Canadian CEOs are homebodies. Few of them have overseas work experience compared to their international counterparts, according to a recent study by global headhunting firm Russell Reynolds Associates. Only 37% of Canadian CEOs have spent at least one year abroad before ascending to the top job, compared to 67% of Australian CEOs.
But the country’s executives recognize the importance of international work experience. In a web poll conducted by Compas Inc., CEOs were asked to advise young people on the necessary skills and preparation for success in business, and nearly 70% of the respondents strongly recommended early overseas work experience.
‘Overseas and varied experience is the most important factor,’ wrote one CEO. ‘There is too much time spent on paper qualifications.’ Early work experience in the U.S. was deemed to be less important than time spent in emerging markets.
The CEOs also see acquiring foreign language skills to be beneficial, and most of them believe having Chinese language skills is more important than fluency in other languages, such as Spanish or Japanese.
Indeed, the respondents believe Chinese language skills will be slightly more useful for success in business than acquiring a PhD in any field, excluding engineering. ‘I had started on my PhD, but realized that I would become too limited in job prospects in the real word,’ wrote one respondent. ‘So I dropped further education at that point. Best decision I could have ever made.’
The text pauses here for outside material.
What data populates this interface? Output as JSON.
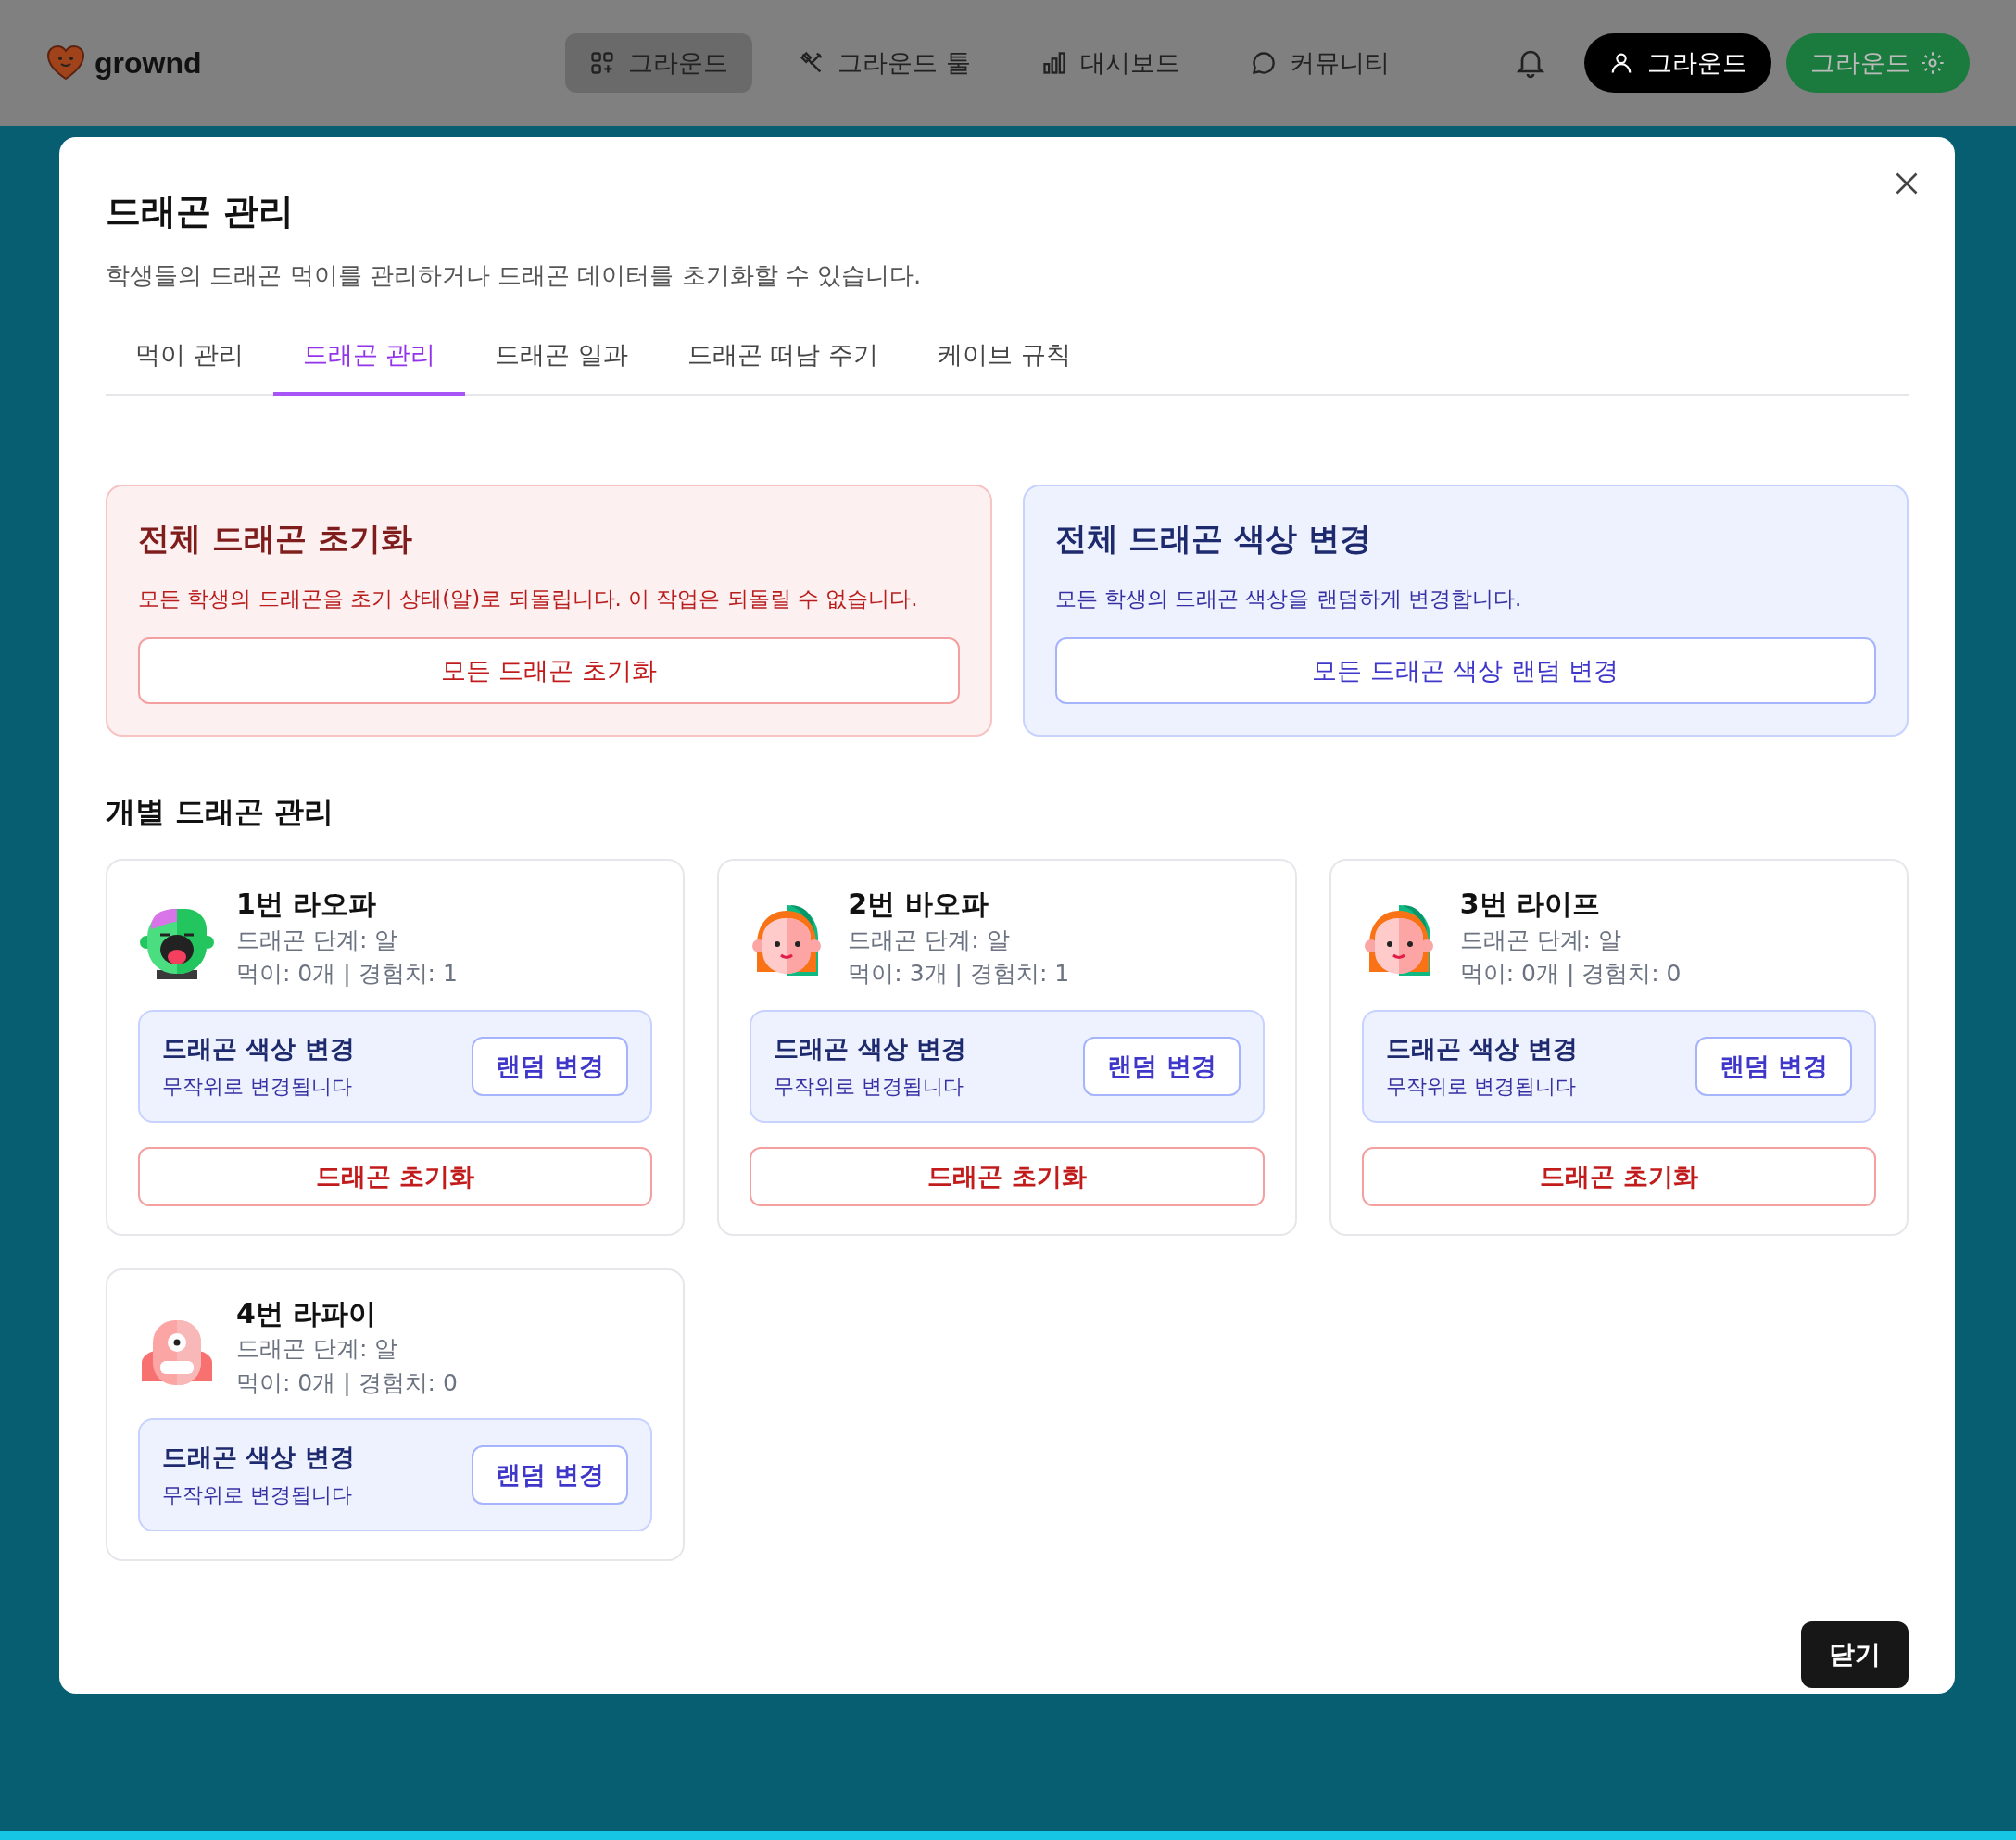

On the whole, however, the CEOs strongly supported education. Possessing excellent written and oral communication skills, and obtaining a degree from a top Canadian university were the most crucial requirements for business success, according to the respondents.